No wonder there’s such an emphasis on unconditional love for America! Frankly, though, unconditional love is appropriate only for babies and puppies. If we stop and think rationally, we may someday decide that the place we now call home is no longer as loveable as it once was, and go shopping for a new address that puts more effort into earning our affection.

Pit bull breakout

I’m a big-time dog lover, just a tad anti-authoritarian and sufficiently well-informed on the subject to reject the demonization of pit bulls as some sort of super-vicious devil dogs, so I find the following very amusing:

Max, a 70-pound pit bull that bit two people earlier this year, cheated death Wednesday and is on the run – with some human help.

The 3-year-old red nose pit bull was stolen from the Alameda Animal Shelter, just hours before he was to be euthanized for being a dangerous animal.

Note that Max does have a history of biting people, which may be a temperament issue, or else a matter of training and circumstance. I sincerely hope there are no further biting incidents, no matter who freed the dog and currently has him in their care. But I applaud the rescue of the dog from an imminent death, and his chance for a new life.

Run, Max, run!

By the way, while there’s not really a standard definition of “pit bull,” a couple of breeds and associated mixes are usually included in that category. Of those breeds, the American Temperament Test Society, a national not-for-profit organization that uses uniform standards for evaluating the temperament of dogs and then breaks the results out by breed, reports that 85.3% of American Pit Bull Terriers and 83.9% of American Staffordshire Terriers have passed its tests.

And no, their jaws don’t “lock.” (PDF)

http://www.atts.org/stats5.html

Now the know-nothings are chasing citizens out of Arizona

My wife — a pediatrician in rural Arizona — is about to lose a valued employee because of the state’s new and brutal immigration law. The employee isn’t Hispanic, but a close member of her family is. With nativist sentiment festering in the state and people with brown skin increasingly being harassed by law enforcement (even legal residents), it’s becoming increasingly attractive for people who fear they’ll be targeted by the police to head for the exits with their loved ones. That means fewer workers and customers for those who stay behind.
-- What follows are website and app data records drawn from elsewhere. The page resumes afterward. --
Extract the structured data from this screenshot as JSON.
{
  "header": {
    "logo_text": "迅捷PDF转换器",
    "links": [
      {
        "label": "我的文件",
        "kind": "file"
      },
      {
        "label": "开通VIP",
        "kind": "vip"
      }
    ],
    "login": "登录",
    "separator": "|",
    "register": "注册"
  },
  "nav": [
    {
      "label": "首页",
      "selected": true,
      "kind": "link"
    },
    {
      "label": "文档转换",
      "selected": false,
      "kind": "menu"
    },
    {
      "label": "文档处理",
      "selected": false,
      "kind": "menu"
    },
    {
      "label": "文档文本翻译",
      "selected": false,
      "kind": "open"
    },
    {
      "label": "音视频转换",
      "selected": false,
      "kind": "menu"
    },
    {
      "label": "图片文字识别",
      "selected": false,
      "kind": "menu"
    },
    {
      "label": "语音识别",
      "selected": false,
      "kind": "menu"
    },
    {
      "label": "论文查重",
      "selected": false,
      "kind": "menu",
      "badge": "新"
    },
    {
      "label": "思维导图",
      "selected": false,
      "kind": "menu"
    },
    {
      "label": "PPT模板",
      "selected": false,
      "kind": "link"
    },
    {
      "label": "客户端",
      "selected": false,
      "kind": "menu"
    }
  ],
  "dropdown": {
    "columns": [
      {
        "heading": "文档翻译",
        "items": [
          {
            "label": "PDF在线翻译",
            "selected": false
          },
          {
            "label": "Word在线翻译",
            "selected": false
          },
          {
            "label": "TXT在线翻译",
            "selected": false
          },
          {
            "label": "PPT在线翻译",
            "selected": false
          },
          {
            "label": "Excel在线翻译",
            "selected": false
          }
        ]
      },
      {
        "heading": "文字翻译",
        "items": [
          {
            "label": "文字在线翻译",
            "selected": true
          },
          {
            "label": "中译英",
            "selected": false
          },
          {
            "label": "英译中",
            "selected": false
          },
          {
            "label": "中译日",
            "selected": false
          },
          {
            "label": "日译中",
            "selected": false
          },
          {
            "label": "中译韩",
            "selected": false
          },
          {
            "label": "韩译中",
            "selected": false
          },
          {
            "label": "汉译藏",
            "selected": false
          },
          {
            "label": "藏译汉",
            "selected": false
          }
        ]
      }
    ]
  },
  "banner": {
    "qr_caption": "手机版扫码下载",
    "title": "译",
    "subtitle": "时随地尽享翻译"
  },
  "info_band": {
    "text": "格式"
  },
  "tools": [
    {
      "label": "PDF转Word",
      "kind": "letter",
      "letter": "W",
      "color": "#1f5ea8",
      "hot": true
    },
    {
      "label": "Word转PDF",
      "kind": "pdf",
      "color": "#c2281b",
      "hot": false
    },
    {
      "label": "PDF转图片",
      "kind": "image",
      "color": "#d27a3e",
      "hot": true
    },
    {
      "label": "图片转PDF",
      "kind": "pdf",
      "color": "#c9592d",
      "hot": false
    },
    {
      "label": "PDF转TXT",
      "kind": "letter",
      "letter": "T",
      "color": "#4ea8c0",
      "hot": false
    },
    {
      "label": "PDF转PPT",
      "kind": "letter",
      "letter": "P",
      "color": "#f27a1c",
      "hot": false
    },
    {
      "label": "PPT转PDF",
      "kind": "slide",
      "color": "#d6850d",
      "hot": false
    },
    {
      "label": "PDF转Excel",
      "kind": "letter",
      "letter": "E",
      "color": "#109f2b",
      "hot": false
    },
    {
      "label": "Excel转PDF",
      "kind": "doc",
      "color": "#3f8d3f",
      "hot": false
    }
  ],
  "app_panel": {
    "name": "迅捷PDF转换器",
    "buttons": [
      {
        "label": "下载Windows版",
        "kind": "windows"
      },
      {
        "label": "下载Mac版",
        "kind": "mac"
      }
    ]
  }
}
The bulk of the enforcement activity is in the Phoenix area where Maricopa County’s own Sheriff Joe Arpaio combats his legal problems by playing to the know-nothing yahoos eager to pledge him their votes so long as the police state he’s building targets dusky furriners. Even before the new law — often referred to as “SB 1070” in shorthand — was signed by Governor Jan Brewer, my wife had Hispanic patients afraid to go to Phoenix to see medical specialists. That’s a problem because our area is too sparsely settled to support highly specialized physicians, and the situation is only a little better in Flagstaff and Prescott. That means a trip to or through anti-immigrant Maricopa County to see specialists in Phoenix and Tucson. Some families swallow their fear; others get lesser care for their children.

But immigrants are also being hassled beneath the radar elsewhere, in smaller communities like Sedona and Prescott, where much of the hard labor is done by Mexican illegals who are welcome in good times but vulnerable to police action when public sentiment turns nasty — like now. Largely unreported by the news, the small-scale efforts of the past in these towns have turned into larger sweeps with more, and more-serious, agents.

For good reason, many of my wife’s Hispanic patients, and at least one employee, now plan to leave the state. At least 100,000 have fled already. And because many people are more willing than the average Arizona voter to cross ethnic and linguistic lines, they’re taking with them perfectly legal, English-speaking relations who don’t want to be separated from loved ones.And all of those people are taking with them their skills, their demand for goods and services and their money.

My wife can probably replace one worker, but with her patients leaving too, that may not be necessary. That doesn’t bode well for the future.